All in all, the reliability of the Bandera OpenTop 11/22 was acceptable. I did run into a number of issues with two of the magazines that I was sent. Despite the instructions stating that the 11/22 performs best with BX-1 magazines, a sentiment that I usually agree with, I had nothing but trouble out of that specific magazine from the first couple of rounds fired up until I ended my range sessions with the Bandera. The cartridges seemed to get caught up in the magazine and failed to strip properly leading to some rounds being crushed against the bolt face by the receiver.
I want to say that this is entirely the fault of a bad magazine but I could be wrong. However, in stark contrast, both of the 25-round magazines that were sent along and the BX-15 I brought from home with me worked flawlessly. Other than the BX-1 magazine problems, I experienced no other malfunctions during the 500 some odd rounds I put through it, and at the end of the day, all I had to do was clean the gun out – a ridiculously easy task once you factor in the OpenTop receiver design.

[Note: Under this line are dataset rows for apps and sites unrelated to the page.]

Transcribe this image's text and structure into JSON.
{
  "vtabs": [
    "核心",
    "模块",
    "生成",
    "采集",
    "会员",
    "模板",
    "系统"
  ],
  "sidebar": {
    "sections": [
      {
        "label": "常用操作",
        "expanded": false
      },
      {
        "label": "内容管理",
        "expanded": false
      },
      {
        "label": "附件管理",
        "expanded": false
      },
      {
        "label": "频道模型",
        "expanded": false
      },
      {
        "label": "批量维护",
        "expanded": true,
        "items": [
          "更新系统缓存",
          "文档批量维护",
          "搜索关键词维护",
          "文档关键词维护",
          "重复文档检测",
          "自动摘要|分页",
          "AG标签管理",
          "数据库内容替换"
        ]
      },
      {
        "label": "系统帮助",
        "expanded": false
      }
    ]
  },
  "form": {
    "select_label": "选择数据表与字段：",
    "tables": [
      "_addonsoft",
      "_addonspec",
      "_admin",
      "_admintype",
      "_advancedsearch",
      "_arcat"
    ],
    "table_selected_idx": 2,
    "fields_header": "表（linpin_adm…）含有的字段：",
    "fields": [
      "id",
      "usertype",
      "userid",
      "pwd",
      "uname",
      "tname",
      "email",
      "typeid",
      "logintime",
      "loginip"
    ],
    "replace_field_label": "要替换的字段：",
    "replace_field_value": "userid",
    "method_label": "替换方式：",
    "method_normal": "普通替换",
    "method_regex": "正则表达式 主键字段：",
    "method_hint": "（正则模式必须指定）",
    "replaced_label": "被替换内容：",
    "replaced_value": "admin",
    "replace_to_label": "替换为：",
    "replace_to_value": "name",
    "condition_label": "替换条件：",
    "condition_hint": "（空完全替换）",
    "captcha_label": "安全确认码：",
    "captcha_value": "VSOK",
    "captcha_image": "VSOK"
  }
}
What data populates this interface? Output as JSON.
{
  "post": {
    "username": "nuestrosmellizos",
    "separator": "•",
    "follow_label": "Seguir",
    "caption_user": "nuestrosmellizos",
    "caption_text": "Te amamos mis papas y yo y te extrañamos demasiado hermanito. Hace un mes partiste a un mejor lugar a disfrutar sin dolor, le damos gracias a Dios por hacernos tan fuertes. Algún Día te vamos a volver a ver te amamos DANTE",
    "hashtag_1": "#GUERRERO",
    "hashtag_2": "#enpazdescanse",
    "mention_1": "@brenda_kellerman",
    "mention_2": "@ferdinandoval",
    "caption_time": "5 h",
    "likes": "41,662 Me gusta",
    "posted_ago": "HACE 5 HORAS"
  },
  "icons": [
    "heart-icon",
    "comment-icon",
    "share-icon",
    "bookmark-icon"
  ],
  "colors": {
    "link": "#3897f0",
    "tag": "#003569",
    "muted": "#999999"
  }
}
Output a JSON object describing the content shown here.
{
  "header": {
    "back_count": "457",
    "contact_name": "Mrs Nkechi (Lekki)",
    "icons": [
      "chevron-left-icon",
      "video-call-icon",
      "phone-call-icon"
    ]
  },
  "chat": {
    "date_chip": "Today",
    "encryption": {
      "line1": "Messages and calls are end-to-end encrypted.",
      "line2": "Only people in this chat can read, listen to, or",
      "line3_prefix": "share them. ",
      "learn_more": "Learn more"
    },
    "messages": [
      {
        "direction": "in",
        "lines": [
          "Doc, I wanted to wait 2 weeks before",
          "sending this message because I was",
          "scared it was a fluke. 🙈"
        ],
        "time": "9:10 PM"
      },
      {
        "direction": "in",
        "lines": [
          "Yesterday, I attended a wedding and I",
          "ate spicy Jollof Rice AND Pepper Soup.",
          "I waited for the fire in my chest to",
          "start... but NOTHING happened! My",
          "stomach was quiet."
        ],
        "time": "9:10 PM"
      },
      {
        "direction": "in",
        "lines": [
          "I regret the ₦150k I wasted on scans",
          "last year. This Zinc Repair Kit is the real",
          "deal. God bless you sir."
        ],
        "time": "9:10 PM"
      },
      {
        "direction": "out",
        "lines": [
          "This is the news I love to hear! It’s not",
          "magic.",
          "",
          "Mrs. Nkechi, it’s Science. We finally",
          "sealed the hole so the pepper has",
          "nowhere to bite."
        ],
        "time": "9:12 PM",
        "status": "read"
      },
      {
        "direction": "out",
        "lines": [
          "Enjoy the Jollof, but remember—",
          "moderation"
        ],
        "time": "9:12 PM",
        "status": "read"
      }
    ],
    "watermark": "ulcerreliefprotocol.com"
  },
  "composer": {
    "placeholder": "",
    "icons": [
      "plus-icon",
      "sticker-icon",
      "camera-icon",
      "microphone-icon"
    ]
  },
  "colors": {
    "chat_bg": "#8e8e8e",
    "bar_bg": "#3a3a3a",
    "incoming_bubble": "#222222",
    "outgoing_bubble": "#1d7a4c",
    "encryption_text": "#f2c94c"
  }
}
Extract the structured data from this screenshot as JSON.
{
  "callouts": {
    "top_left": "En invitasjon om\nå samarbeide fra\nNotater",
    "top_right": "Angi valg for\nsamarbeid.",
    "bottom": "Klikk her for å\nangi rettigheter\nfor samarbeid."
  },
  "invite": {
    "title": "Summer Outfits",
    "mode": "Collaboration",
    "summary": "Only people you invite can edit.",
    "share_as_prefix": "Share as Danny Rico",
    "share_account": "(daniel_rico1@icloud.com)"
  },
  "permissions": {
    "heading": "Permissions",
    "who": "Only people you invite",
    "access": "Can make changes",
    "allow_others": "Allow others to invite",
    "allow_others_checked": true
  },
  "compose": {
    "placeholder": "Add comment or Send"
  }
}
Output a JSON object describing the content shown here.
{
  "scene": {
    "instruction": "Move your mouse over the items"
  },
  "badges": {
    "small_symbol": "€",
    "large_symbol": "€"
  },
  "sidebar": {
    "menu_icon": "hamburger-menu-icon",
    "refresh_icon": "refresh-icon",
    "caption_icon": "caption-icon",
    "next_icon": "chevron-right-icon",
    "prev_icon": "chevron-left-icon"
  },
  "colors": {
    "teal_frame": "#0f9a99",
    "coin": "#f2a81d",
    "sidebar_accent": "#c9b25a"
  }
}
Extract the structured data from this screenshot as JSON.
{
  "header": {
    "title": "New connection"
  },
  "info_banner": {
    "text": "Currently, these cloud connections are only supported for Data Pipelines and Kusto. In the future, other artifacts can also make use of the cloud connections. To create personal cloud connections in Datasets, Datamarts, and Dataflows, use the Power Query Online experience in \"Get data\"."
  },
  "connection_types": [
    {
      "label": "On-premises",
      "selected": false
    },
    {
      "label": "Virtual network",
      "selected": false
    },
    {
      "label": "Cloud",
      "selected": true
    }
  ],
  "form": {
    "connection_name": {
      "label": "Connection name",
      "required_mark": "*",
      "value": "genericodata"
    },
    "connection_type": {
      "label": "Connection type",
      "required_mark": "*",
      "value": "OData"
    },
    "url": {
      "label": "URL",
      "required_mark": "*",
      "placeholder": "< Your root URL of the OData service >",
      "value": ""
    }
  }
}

In addition to the improvements in reliability, cleaning convenience, and accuracy, the Bandera OpenTop pistol has a number of other small improvements that make it a more handy gun as a whole. Starting at the back, the Fletcher Rifle Works chassis comes pre-equipped with a section of 1913 Picatinny rail at the back so you can attach a brace or pay $200 for the ATF to allow you to attach a stock to it, a definite improvement for anyone wanting to use this as a compact backpack gun.
Second, the chassis has both left and right-hand QD cups for the attachment of a sling, no QD cups are near the front of the chassis but there are M-LOK slots on the 3, 6, and 9 o’clock positions meaning you can easily add your own if you plan on adding a sling, I opted to just attach my Blue Force Gear sling single point style and this turned out to be quite handy for carrying around in the woods.
The M-LOK forend also allows for the attachment of virtually any other number of compatible attachments and I ended up using an M-LOK Picatinny attachment so that I would have a bipod to do accuracy testing with. Overall, I think the Bandera OpenTop 11/22 adds a lot of versatility. The only improvement I think could be made is to add some slight flaring to the magwell to aid in funneling the magazines into the well. I think this can be done but I may be missing something here. I don’t think anyone would complain about a flared magwell on the 11/22. As a final note, one other benefit comes courtesy of the slimmed down Fletcher chassis. Unlike the Ruger charger chassis, the Fletcher one allows the FS1319 brace to lay flat against the rig locking it in place (on my 10/22, the brace can flop open at any time).
The first firearm I ever shot, and ever owned is starting to show its age. While I don’t think the Ruger 10/22 is going anywhere anytime soon (or ever), I do think that we’ve moved past its classic design into something that is not only better but more evolved. As 22Plinkster would put it “This is not your grandad’s 10/22.” The future is now, old man, and the future is saying that shooters want more modularity, better reliability, and better accuracy out of their plinking guns.
If you’re interested in upgrading your rimfire game to something more refined, I would wholeheartedly recommend at least considering the Bandera OpenTop 11/22 pistol. With its combination of sleek design, handy features, improved reliability, and accuracy, you’d end up with something that can not only get a lot of work done, but that is truly a joy to shoot and plink with.
As always, we’d like to hear what you think of the Bandera OpenTop 11/22 pistol. Do you think its features and performance are worth the $975 asking price or would you be better off with a standard off-the-shelf 10/22 Charger? Let us know down in the comments and we’ll see you all next week!